Goal of the exercise
Across the records that follow, how many lines contain the string "brand"? Answer with the number only.

--

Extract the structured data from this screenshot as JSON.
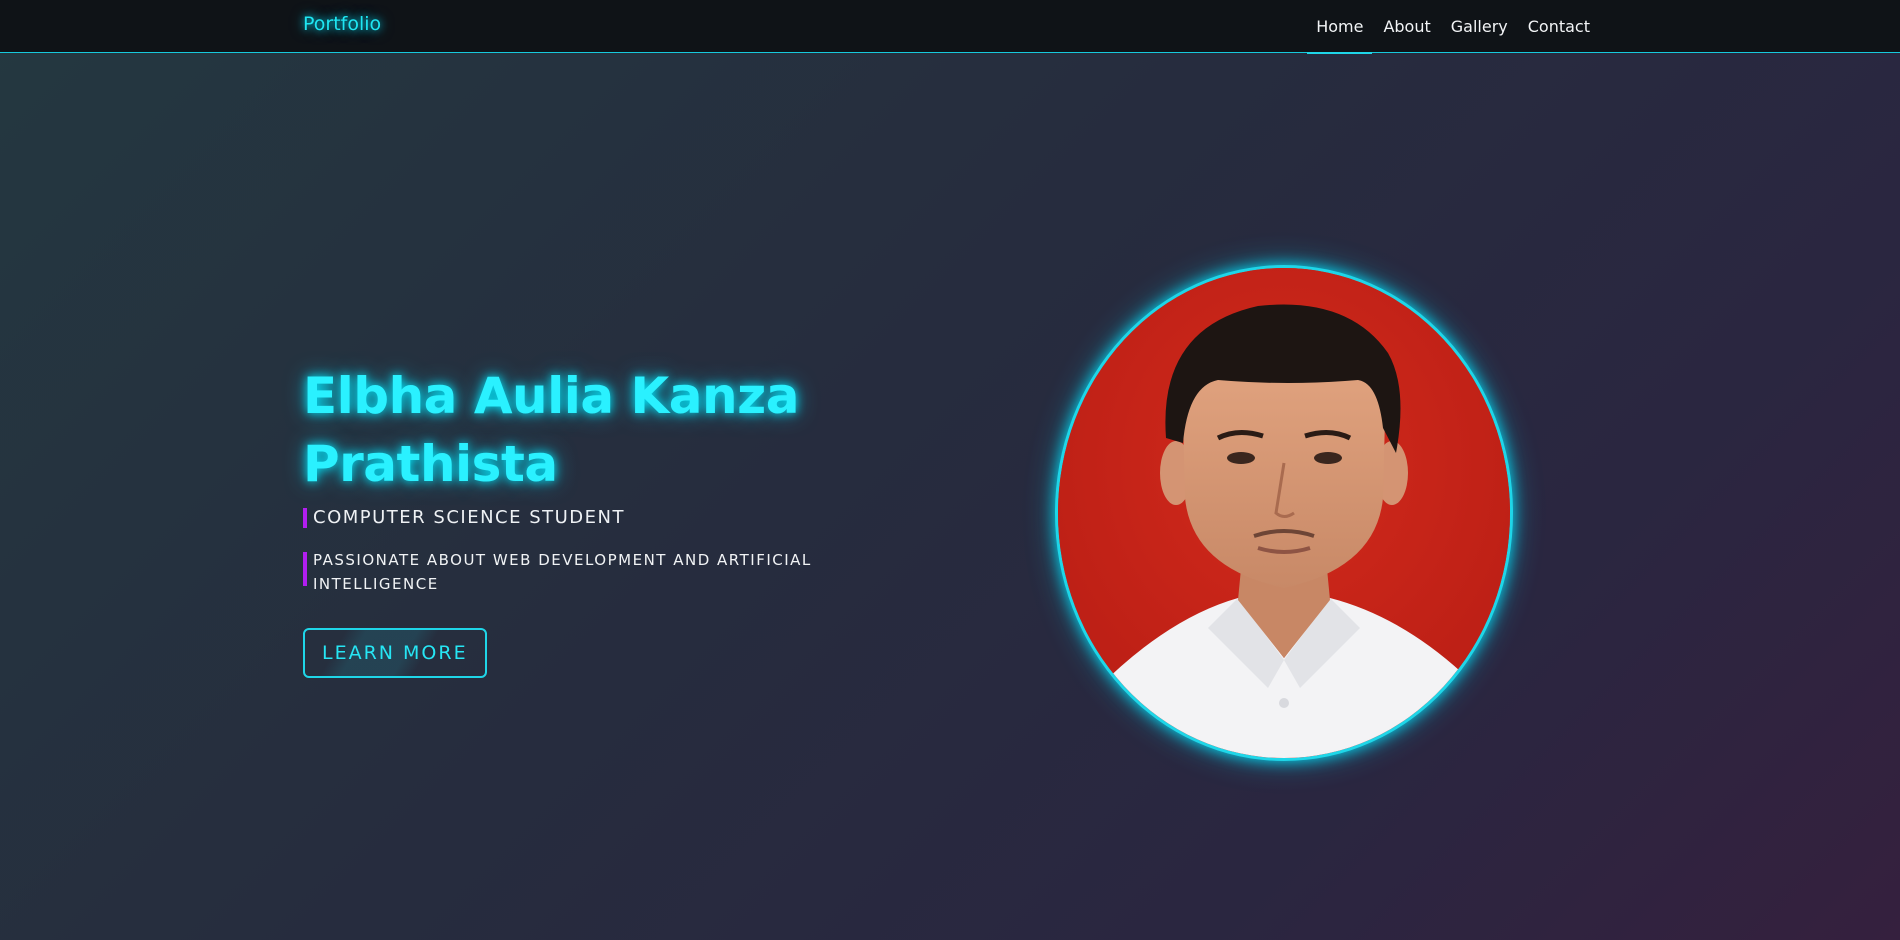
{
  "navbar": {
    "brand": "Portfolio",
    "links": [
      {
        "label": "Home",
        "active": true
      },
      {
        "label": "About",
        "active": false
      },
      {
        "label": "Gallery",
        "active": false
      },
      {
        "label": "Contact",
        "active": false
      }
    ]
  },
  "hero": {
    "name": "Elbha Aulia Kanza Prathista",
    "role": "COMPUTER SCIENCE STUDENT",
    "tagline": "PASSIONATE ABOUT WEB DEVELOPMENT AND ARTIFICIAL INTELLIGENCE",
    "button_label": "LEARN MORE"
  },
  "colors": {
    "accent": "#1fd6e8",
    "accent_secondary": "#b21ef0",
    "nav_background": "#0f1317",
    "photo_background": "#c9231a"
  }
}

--

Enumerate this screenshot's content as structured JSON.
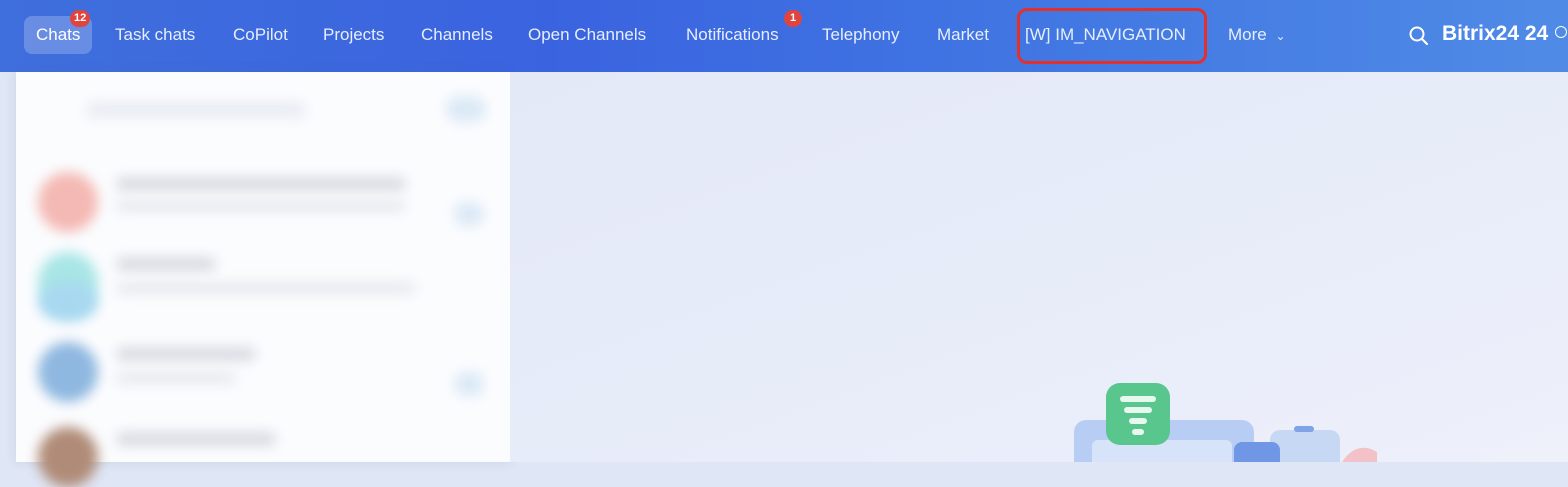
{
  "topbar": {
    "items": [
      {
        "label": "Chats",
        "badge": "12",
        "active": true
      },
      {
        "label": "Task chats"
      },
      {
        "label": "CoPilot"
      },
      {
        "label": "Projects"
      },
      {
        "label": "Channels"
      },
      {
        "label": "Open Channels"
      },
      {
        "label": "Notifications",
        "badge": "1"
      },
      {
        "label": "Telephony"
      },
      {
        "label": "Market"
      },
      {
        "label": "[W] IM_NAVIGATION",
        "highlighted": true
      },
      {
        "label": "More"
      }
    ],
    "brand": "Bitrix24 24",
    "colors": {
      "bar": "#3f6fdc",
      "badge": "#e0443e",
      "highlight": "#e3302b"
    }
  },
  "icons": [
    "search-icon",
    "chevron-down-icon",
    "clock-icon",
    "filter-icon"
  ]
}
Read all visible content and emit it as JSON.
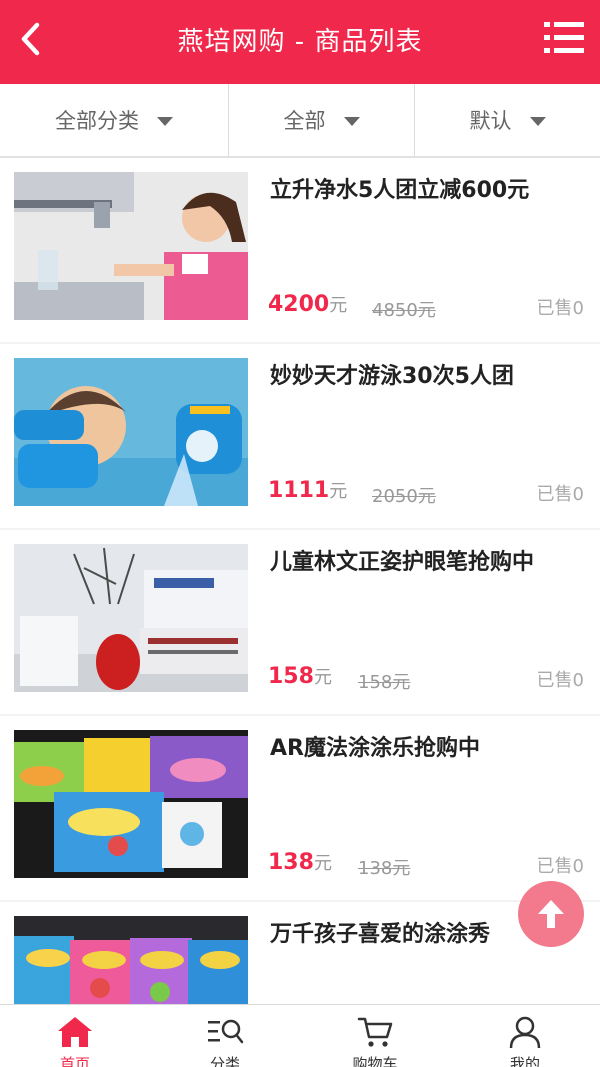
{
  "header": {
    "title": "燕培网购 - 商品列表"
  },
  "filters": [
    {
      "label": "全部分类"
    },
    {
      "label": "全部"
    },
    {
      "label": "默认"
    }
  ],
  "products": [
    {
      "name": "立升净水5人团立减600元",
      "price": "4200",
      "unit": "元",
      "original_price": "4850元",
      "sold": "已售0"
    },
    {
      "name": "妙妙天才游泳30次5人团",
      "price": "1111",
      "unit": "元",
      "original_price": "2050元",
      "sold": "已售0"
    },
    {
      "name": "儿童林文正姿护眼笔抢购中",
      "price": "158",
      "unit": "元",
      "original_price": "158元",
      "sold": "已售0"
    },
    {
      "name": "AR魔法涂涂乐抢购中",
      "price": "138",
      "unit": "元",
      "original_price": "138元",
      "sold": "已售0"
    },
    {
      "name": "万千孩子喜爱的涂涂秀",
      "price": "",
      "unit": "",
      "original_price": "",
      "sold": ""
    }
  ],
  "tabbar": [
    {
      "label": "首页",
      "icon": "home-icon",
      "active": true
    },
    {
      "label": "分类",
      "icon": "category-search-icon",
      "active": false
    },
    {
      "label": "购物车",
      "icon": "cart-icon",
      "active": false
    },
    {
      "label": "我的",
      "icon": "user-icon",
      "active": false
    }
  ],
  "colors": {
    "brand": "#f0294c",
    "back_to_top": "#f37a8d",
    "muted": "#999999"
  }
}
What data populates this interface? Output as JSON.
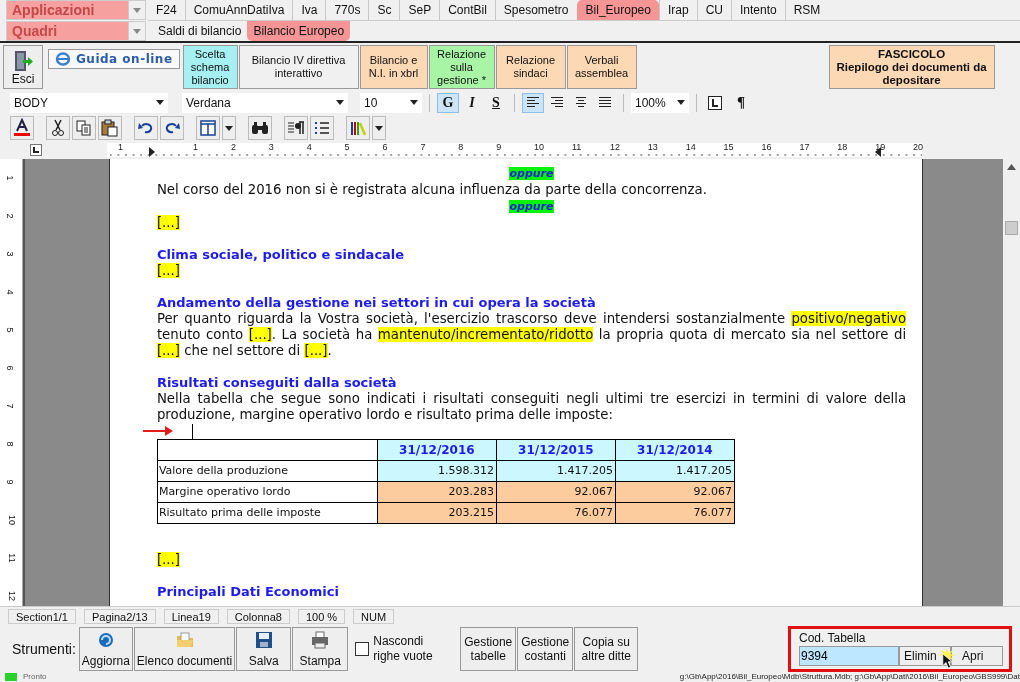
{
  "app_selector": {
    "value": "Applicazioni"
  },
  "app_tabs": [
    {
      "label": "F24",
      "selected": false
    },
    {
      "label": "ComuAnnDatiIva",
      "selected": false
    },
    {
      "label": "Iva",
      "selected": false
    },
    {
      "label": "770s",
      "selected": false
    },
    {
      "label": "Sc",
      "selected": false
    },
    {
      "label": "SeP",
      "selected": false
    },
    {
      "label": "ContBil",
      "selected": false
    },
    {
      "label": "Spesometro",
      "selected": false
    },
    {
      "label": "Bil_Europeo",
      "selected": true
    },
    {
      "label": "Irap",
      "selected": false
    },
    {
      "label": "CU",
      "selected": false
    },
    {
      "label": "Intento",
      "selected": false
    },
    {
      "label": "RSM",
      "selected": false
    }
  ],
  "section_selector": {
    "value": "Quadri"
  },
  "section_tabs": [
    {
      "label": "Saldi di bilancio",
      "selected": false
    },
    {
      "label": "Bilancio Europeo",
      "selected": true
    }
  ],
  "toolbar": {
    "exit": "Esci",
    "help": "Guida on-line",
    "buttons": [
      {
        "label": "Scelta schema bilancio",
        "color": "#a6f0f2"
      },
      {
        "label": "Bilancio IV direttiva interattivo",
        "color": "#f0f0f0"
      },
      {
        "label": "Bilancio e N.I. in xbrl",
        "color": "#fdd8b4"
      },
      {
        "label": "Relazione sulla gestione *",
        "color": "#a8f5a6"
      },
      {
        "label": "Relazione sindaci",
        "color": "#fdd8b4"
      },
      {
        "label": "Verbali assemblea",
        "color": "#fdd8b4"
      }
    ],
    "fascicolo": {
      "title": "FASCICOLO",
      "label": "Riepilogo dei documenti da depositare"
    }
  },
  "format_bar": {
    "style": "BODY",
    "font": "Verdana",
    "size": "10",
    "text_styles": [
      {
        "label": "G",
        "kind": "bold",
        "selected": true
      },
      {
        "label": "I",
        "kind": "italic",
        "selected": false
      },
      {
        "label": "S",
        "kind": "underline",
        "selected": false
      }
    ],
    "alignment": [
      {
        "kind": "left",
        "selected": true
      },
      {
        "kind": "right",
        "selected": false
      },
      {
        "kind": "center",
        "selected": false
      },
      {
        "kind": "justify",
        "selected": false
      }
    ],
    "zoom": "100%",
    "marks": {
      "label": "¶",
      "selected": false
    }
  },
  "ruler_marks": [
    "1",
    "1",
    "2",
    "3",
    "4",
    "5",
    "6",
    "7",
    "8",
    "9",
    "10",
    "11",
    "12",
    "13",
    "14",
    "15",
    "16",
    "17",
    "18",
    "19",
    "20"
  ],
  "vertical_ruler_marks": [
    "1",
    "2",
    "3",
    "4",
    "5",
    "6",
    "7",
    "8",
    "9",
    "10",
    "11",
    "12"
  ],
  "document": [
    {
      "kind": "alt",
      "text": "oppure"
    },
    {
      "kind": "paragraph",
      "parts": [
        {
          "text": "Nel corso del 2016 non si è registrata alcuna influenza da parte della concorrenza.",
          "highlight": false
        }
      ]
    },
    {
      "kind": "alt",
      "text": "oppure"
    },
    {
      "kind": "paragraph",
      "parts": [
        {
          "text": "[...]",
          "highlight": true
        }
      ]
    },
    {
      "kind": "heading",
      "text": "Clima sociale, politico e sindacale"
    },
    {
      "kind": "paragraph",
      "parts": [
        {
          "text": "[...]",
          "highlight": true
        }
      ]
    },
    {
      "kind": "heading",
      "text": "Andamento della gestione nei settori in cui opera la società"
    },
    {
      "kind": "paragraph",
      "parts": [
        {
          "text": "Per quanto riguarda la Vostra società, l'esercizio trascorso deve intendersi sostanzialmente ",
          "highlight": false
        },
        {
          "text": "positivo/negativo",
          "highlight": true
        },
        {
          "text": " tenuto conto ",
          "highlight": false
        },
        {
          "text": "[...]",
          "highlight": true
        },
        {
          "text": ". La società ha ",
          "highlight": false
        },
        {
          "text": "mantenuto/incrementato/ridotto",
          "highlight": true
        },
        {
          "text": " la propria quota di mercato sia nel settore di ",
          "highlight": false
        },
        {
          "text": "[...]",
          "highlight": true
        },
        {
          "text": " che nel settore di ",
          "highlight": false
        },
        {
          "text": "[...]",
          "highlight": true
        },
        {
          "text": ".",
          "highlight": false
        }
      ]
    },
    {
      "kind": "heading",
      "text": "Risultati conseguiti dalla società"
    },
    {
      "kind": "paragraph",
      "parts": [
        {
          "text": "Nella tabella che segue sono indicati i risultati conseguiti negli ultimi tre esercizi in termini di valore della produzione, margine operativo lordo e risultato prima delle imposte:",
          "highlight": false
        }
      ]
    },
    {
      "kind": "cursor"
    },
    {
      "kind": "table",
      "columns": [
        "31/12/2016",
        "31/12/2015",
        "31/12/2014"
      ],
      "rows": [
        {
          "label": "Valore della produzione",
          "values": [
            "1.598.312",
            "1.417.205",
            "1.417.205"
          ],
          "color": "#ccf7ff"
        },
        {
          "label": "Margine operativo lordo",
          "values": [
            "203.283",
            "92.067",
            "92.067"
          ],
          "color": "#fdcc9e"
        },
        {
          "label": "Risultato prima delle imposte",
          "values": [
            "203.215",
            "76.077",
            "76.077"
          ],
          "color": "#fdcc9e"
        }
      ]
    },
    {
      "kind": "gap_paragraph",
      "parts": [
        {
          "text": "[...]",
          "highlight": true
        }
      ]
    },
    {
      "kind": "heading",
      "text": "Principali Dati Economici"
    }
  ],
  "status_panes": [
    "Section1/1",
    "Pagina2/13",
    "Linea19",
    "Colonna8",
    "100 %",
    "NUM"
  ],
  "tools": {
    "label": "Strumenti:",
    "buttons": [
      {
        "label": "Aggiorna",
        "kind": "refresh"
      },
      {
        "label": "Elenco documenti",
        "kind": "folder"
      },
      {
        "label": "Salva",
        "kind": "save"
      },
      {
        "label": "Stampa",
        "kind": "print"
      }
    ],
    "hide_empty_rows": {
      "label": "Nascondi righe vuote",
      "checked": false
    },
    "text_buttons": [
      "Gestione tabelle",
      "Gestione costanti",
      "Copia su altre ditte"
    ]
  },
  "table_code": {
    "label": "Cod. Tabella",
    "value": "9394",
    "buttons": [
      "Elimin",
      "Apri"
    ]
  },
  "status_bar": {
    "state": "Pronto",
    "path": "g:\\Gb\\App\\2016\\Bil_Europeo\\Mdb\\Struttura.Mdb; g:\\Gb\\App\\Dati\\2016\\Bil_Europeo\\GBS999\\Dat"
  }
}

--

Result of the exercise
3